Supplied records -
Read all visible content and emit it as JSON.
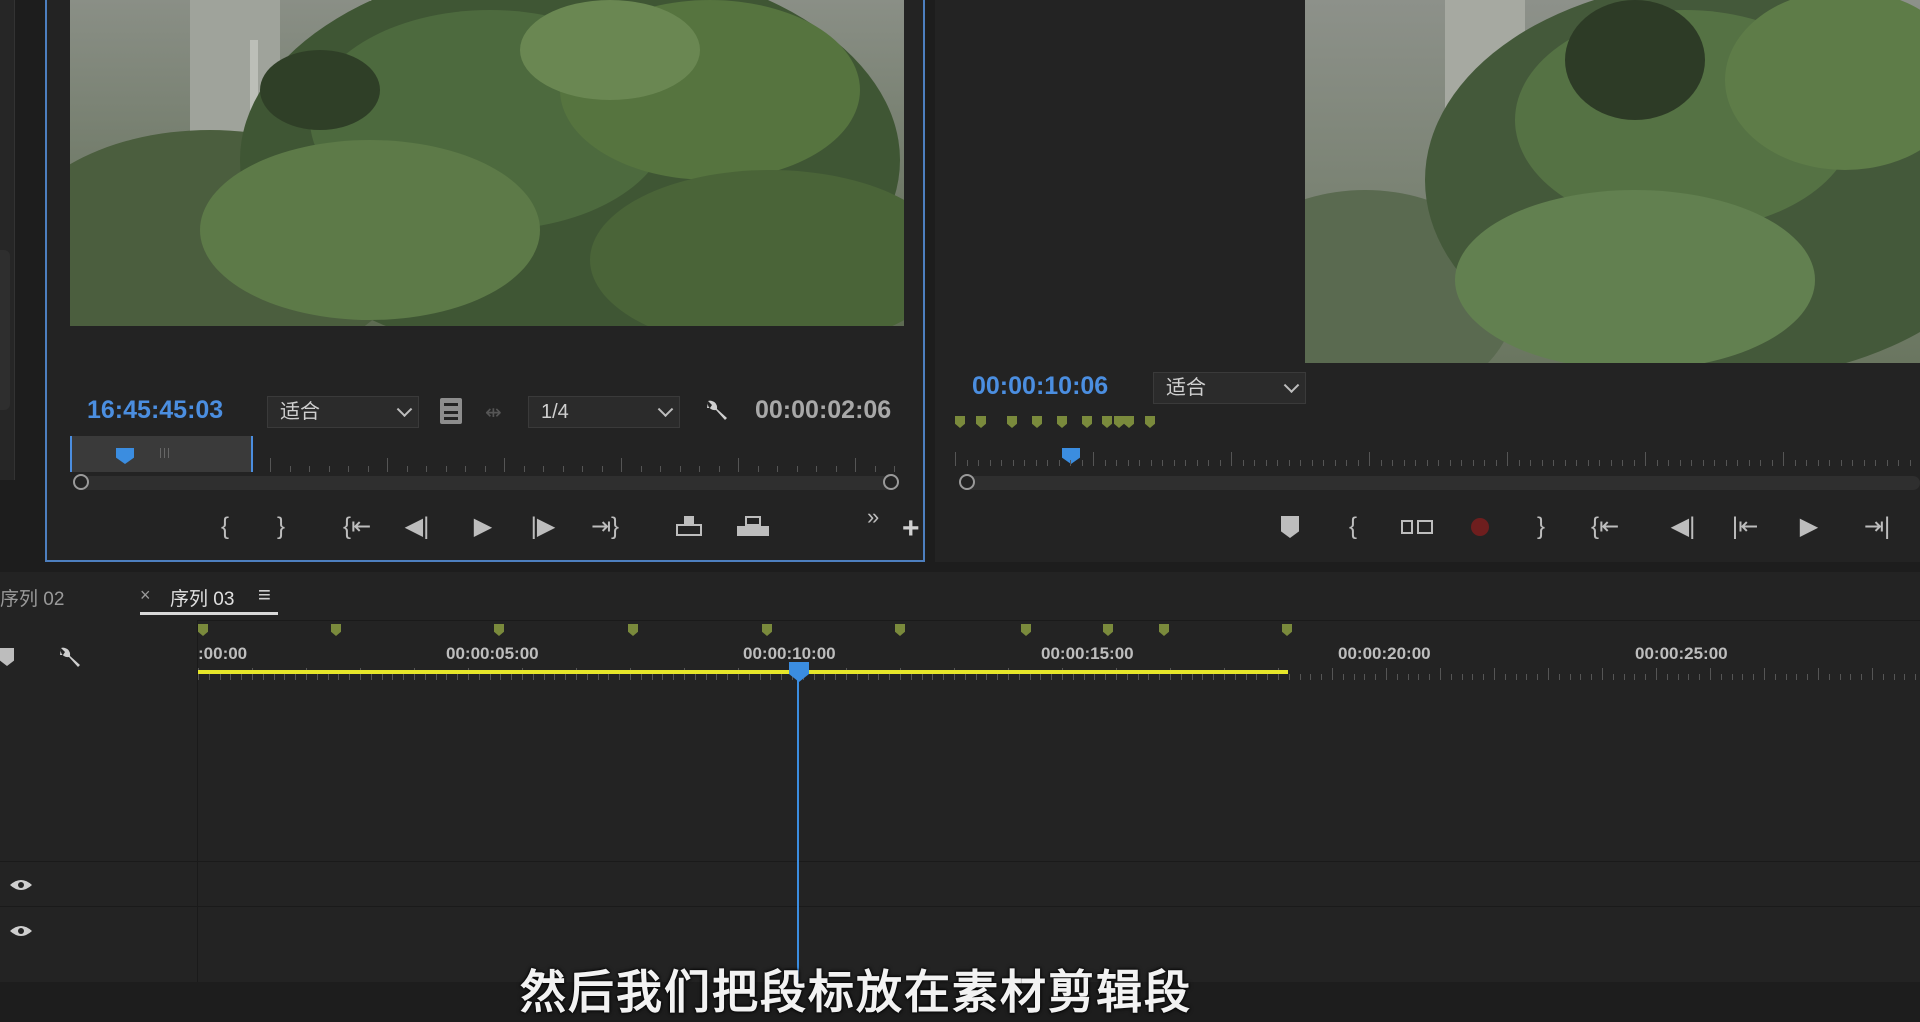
{
  "source_monitor": {
    "timecode_current": "16:45:45:03",
    "zoom_select": "适合",
    "resolution_select": "1/4",
    "timecode_duration": "00:00:02:06",
    "controls": [
      "mark-in",
      "mark-out",
      "go-to-in",
      "step-back",
      "play",
      "step-forward",
      "go-to-out",
      "insert",
      "overwrite",
      "more",
      "add"
    ]
  },
  "program_monitor": {
    "timecode_current": "00:00:10:06",
    "zoom_select": "适合",
    "controls": [
      "add-marker",
      "mark-in",
      "trim",
      "record",
      "mark-out",
      "go-to-in",
      "step-back",
      "go-to-prev",
      "play",
      "go-to-out"
    ]
  },
  "timeline": {
    "tabs": [
      {
        "label": "序列 02",
        "active": false
      },
      {
        "label": "序列 03",
        "active": true
      }
    ],
    "close_glyph": "×",
    "menu_glyph": "≡",
    "ruler_labels": [
      ":00:00",
      "00:00:05:00",
      "00:00:10:00",
      "00:00:15:00",
      "00:00:20:00",
      "00:00:25:00"
    ],
    "playhead_time": "00:00:10:00"
  },
  "subtitle": "然后我们把段标放在素材剪辑段",
  "colors": {
    "accent_blue": "#4b8ee0",
    "marker_green": "#7a8a3c",
    "work_area_yellow": "#e6e62a",
    "panel_bg": "#232323"
  }
}
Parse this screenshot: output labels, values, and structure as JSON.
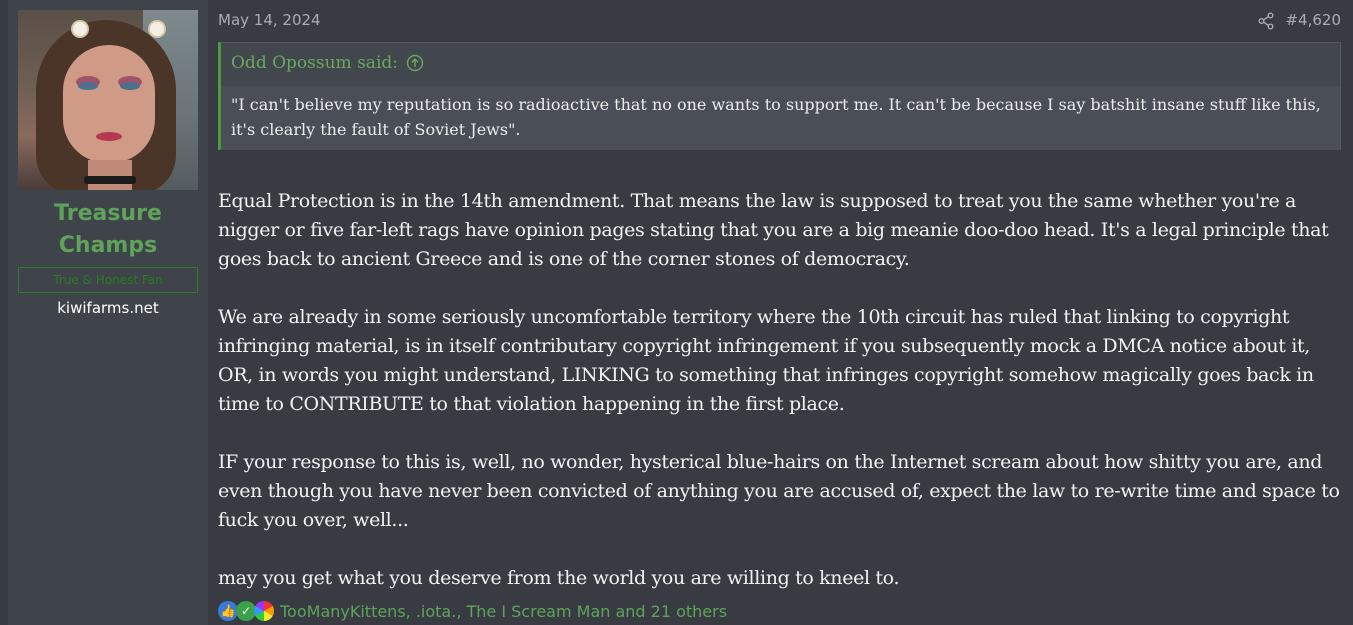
{
  "user": {
    "name_line1": "Treasure",
    "name_line2": "Champs",
    "title": "True & Honest Fan",
    "site": "kiwifarms.net"
  },
  "post": {
    "date": "May 14, 2024",
    "number": "#4,620",
    "quote_author": "Odd Opossum said:",
    "quote_text": "\"I can't believe my reputation is so radioactive that no one wants to support me. It can't be because I say batshit insane stuff like this, it's clearly the fault of Soviet Jews\".",
    "paragraphs": [
      "Equal Protection is in the 14th amendment. That means the law is supposed to treat you the same whether you're a nigger or five far-left rags have opinion pages stating that you are a big meanie doo-doo head. It's a legal principle that goes back to ancient Greece and is one of the corner stones of democracy.",
      "We are already in some seriously uncomfortable territory where the 10th circuit has ruled that linking to copyright infringing material, is in itself contributary copyright infringement if you subsequently mock a DMCA notice about it, OR, in words you might understand, LINKING to something that infringes copyright somehow magically goes back in time to CONTRIBUTE to that violation happening in the first place.",
      "IF your response to this is, well, no wonder, hysterical blue-hairs on the Internet scream about how shitty you are, and even though you have never been convicted of anything you are accused of, expect the law to re-write time and space to fuck you over, well...",
      "may you get what you deserve from the world you are willing to kneel to."
    ],
    "reactions": {
      "icons": [
        "like-icon",
        "check-icon",
        "rainbow-icon"
      ],
      "names": "TooManyKittens, .iota., The I Scream Man and 21 others"
    }
  },
  "colors": {
    "background": "#383c42",
    "user_column": "#3f444b",
    "accent_green": "#5fa35a",
    "quote_border": "#4e9a3e"
  }
}
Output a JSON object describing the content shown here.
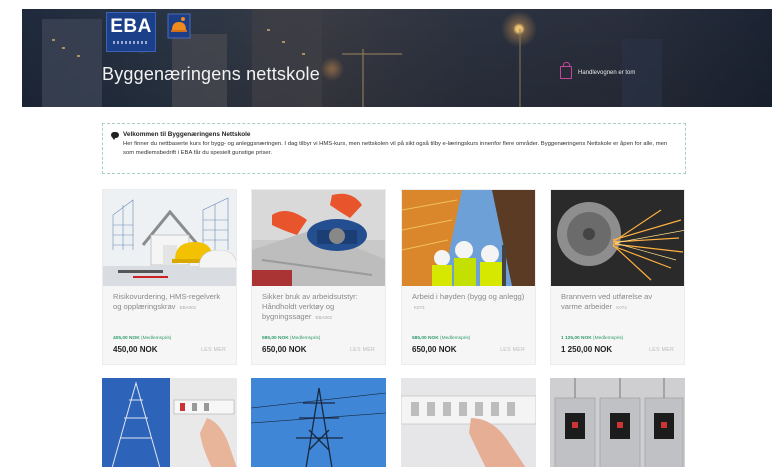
{
  "header": {
    "logo_text": "EBA",
    "title": "Byggenæringens nettskole",
    "cart_label": "Handlevognen er tom",
    "icons": {
      "logo": "eba-logo",
      "badge": "helmet-icon",
      "cart": "shopping-bag-icon"
    }
  },
  "welcome": {
    "title": "Velkommen til Byggenæringens Nettskole",
    "text": "Her finner du nettbaserte kurs for bygg- og anleggsnæringen. I dag tilbyr vi HMS-kurs, men nettskolen vil på sikt også tilby e-læringskurs innenfor flere områder. Byggenæringens Nettskole er åpen for alle, men som medlemsbedrift i EBA får du spesielt gunstige priser."
  },
  "products": [
    {
      "name": "Risikovurdering, HMS-regelverk og opplæringskrav",
      "code": "EBA001",
      "member_price": "405,00 NOK",
      "member_label": "(Medlemspris)",
      "price": "450,00 NOK",
      "more": "LES MER"
    },
    {
      "name": "Sikker bruk av arbeidsutstyr: Håndholdt verktøy og bygningssager",
      "code": "EBA002",
      "member_price": "585,00 NOK",
      "member_label": "(Medlemspris)",
      "price": "650,00 NOK",
      "more": "LES MER"
    },
    {
      "name": "Arbeid i høyden (bygg og anlegg)",
      "code": "K073",
      "member_price": "585,00 NOK",
      "member_label": "(Medlemspris)",
      "price": "650,00 NOK",
      "more": "LES MER"
    },
    {
      "name": "Brannvern ved utførelse av varme arbeider",
      "code": "K074",
      "member_price": "1 125,00 NOK",
      "member_label": "(Medlemspris)",
      "price": "1 250,00 NOK",
      "more": "LES MER"
    }
  ],
  "colors": {
    "accent_green": "#2e9b6c",
    "cart_pink": "#c8469a",
    "logo_blue": "#1c3f8a"
  }
}
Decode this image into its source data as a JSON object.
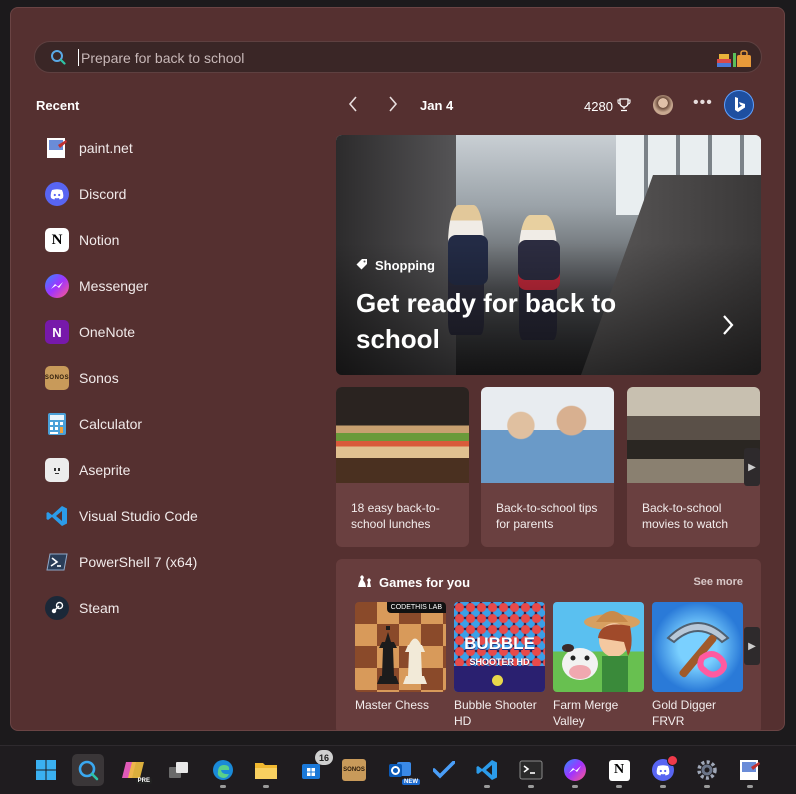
{
  "search": {
    "placeholder": "Prepare for back to school",
    "icon": "search-icon"
  },
  "recent": {
    "title": "Recent",
    "apps": [
      {
        "label": "paint.net",
        "icon": "paintnet-icon",
        "color": "#3a5fb0"
      },
      {
        "label": "Discord",
        "icon": "discord-icon",
        "color": "#5865f2"
      },
      {
        "label": "Notion",
        "icon": "notion-icon",
        "color": "#ffffff"
      },
      {
        "label": "Messenger",
        "icon": "messenger-icon",
        "color": "#a033ff"
      },
      {
        "label": "OneNote",
        "icon": "onenote-icon",
        "color": "#7719aa"
      },
      {
        "label": "Sonos",
        "icon": "sonos-icon",
        "color": "#c89a5a"
      },
      {
        "label": "Calculator",
        "icon": "calculator-icon",
        "color": "#4aa0d8"
      },
      {
        "label": "Aseprite",
        "icon": "aseprite-icon",
        "color": "#e8e8e8"
      },
      {
        "label": "Visual Studio Code",
        "icon": "vscode-icon",
        "color": "#2b9be9"
      },
      {
        "label": "PowerShell 7 (x64)",
        "icon": "powershell-icon",
        "color": "#2a3a50"
      },
      {
        "label": "Steam",
        "icon": "steam-icon",
        "color": "#1b2838"
      }
    ]
  },
  "header": {
    "date": "Jan 4",
    "points": "4280"
  },
  "hero": {
    "category": "Shopping",
    "headline": "Get ready for back to school"
  },
  "cards": [
    {
      "label": "18 easy back-to-school lunches"
    },
    {
      "label": "Back-to-school tips for parents"
    },
    {
      "label": "Back-to-school movies to watch"
    }
  ],
  "games": {
    "title": "Games for you",
    "see_more": "See more",
    "items": [
      {
        "label": "Master Chess",
        "badge": "CODETHIS LAB"
      },
      {
        "label": "Bubble Shooter HD",
        "art_title": "BUBBLE",
        "art_subtitle": "SHOOTER HD"
      },
      {
        "label": "Farm Merge Valley"
      },
      {
        "label": "Gold Digger FRVR"
      }
    ]
  },
  "taskbar": {
    "badge_count": "16",
    "sonos_label": "SONOS",
    "pre_label": "PRE",
    "new_label": "NEW"
  }
}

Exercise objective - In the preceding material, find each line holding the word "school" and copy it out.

Output below -
    "placeholder": "Prepare for back to school",
    "headline": "Get ready for back to school"
      "label": "18 easy back-to-school lunches"
      "label": "Back-to-school tips for parents"
      "label": "Back-to-school movies to watch"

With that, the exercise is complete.